Data items:
=-=-=
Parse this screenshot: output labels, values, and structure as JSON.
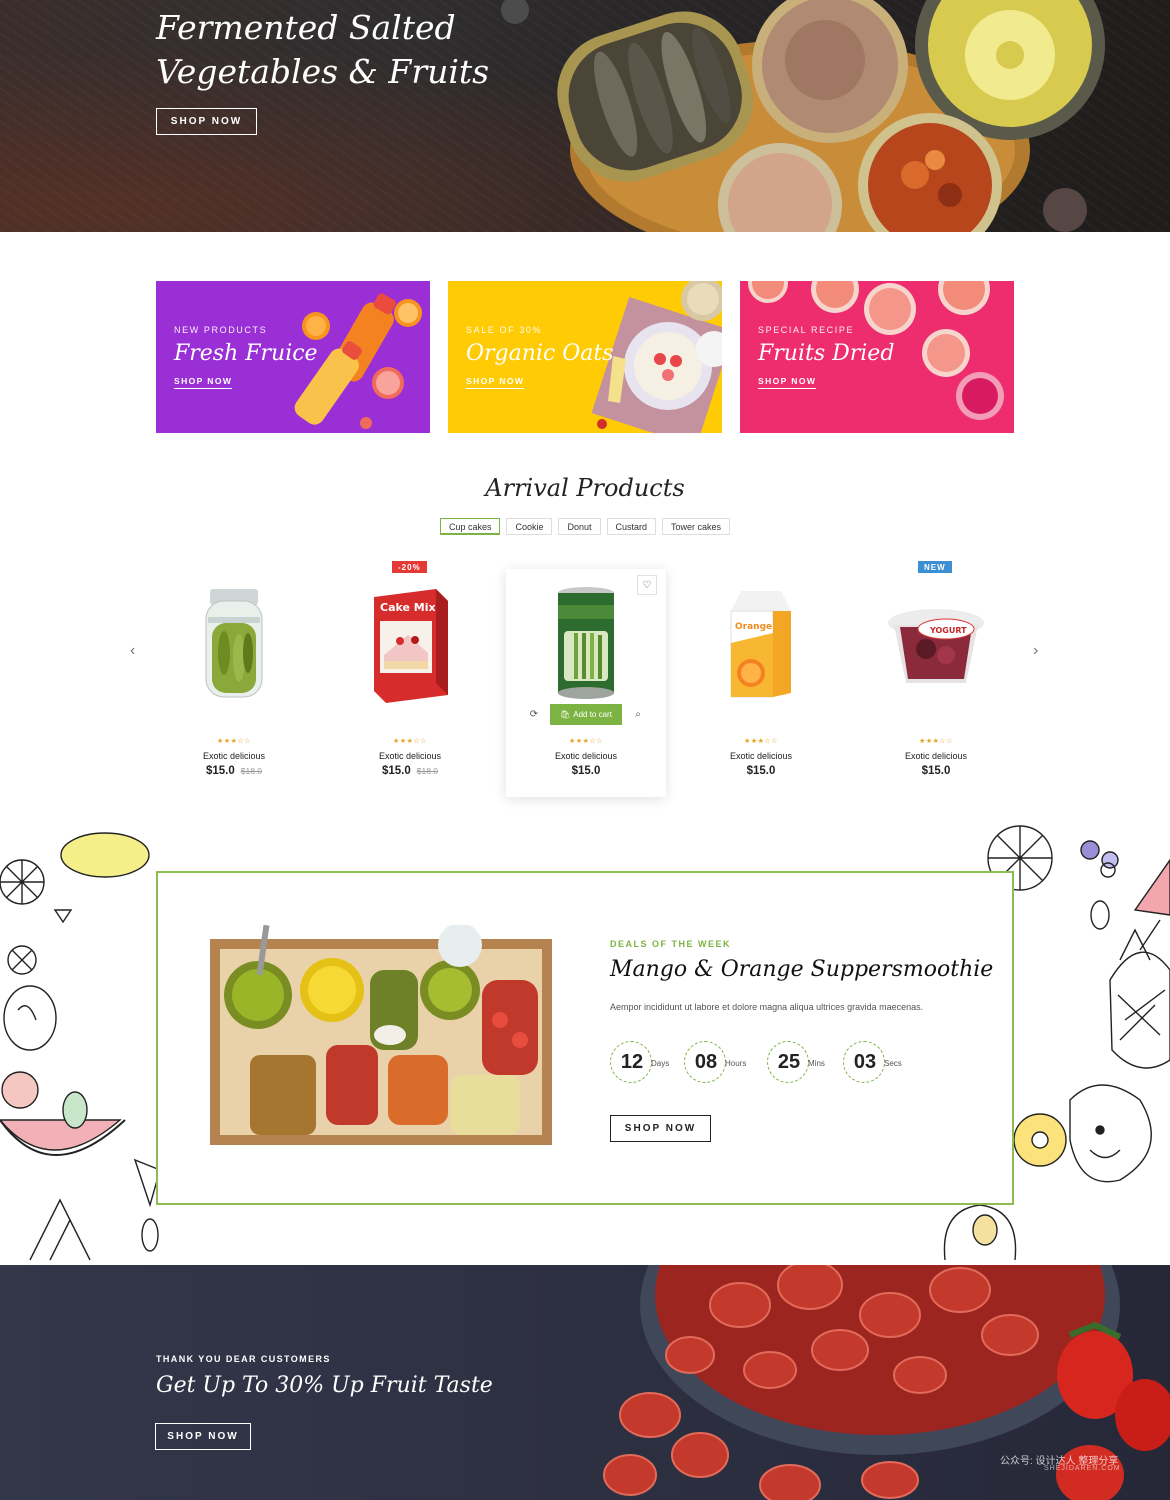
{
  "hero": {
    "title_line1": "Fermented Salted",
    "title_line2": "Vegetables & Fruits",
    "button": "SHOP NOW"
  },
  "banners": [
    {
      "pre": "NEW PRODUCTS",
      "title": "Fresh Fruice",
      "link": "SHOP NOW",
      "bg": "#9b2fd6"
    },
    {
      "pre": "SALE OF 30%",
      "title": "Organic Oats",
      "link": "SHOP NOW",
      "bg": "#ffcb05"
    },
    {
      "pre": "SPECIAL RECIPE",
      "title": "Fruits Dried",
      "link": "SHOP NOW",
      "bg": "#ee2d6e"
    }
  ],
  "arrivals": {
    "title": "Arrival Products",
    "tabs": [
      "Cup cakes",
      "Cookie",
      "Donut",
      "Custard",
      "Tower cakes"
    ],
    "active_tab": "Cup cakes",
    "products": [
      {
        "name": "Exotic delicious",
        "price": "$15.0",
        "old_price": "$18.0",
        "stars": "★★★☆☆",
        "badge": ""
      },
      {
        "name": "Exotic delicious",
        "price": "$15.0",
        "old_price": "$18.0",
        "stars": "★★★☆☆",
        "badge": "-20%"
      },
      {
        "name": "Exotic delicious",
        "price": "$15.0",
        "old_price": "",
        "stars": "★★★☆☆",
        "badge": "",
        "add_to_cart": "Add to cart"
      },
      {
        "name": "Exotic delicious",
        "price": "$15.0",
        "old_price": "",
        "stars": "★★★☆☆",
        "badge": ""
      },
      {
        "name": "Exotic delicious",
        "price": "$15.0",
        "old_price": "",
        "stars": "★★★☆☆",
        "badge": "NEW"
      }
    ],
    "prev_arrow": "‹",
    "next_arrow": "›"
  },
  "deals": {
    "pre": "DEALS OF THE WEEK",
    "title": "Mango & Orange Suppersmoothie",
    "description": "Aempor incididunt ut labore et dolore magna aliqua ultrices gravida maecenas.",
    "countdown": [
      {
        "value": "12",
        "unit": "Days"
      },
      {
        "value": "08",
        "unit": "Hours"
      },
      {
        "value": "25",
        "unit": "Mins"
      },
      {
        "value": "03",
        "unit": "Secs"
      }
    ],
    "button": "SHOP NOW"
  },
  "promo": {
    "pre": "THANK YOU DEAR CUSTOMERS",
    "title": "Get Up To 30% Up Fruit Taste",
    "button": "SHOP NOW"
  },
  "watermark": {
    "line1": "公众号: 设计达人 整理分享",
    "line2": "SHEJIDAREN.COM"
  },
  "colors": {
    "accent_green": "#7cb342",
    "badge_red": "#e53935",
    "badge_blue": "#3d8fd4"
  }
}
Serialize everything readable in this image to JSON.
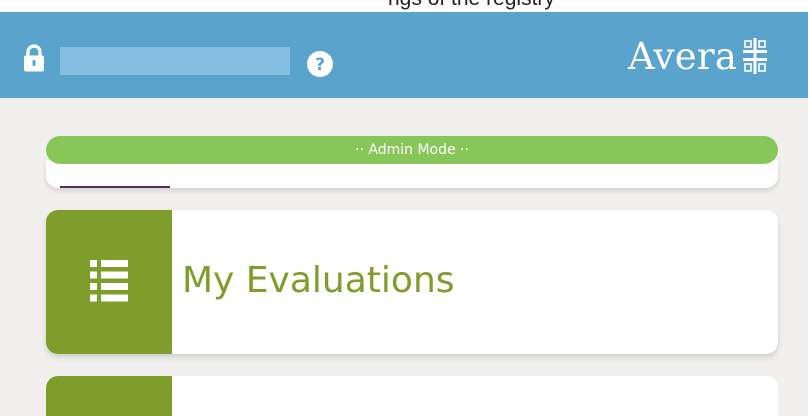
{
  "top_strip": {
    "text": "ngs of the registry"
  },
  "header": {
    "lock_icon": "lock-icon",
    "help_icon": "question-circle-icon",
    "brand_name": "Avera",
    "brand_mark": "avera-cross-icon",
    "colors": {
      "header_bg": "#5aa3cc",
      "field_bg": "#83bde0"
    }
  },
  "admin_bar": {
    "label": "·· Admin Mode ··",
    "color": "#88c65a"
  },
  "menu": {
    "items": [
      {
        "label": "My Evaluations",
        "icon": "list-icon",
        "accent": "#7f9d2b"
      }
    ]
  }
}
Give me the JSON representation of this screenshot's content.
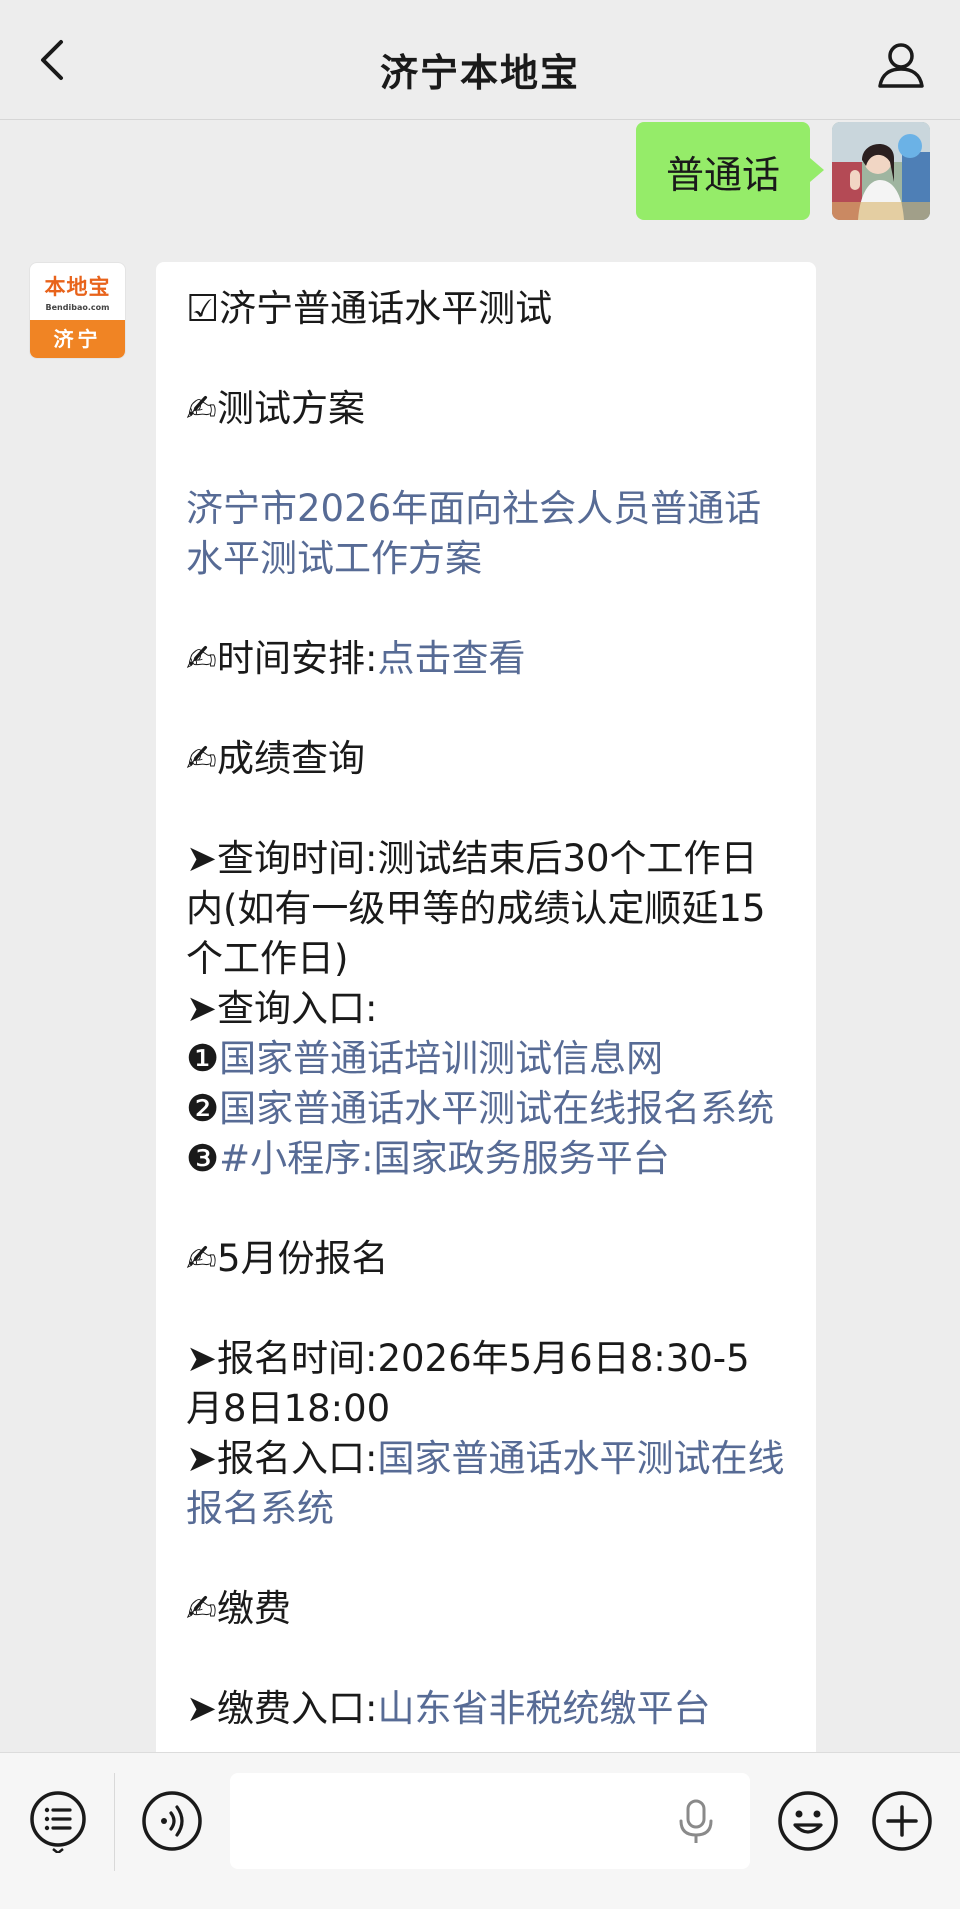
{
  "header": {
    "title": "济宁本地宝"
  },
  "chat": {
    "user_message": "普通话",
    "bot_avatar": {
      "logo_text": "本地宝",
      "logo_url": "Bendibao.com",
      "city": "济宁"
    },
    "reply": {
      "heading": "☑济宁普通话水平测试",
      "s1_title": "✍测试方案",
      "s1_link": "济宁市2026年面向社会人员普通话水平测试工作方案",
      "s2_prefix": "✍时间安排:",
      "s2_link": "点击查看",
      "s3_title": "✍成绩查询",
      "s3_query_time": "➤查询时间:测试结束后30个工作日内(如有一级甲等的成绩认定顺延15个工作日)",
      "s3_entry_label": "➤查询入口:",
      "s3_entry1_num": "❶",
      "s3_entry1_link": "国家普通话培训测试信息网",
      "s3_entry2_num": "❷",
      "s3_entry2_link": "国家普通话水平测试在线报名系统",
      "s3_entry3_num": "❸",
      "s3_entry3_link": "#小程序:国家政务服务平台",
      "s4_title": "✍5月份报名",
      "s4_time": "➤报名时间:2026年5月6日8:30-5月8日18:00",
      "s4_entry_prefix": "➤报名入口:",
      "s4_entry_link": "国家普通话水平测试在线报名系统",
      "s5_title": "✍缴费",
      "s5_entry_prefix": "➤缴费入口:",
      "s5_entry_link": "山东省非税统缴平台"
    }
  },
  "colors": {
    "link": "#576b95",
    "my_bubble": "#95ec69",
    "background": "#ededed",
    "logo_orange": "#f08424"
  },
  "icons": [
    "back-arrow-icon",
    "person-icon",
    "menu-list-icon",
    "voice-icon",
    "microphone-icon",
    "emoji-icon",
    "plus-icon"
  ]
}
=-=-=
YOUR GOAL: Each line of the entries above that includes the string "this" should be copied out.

TASK SOLUTION:
Parse this screenshot: output labels, values, and structure as JSON.
Serialize everything readable in this image to JSON.
Give me the JSON representation of this screenshot's content.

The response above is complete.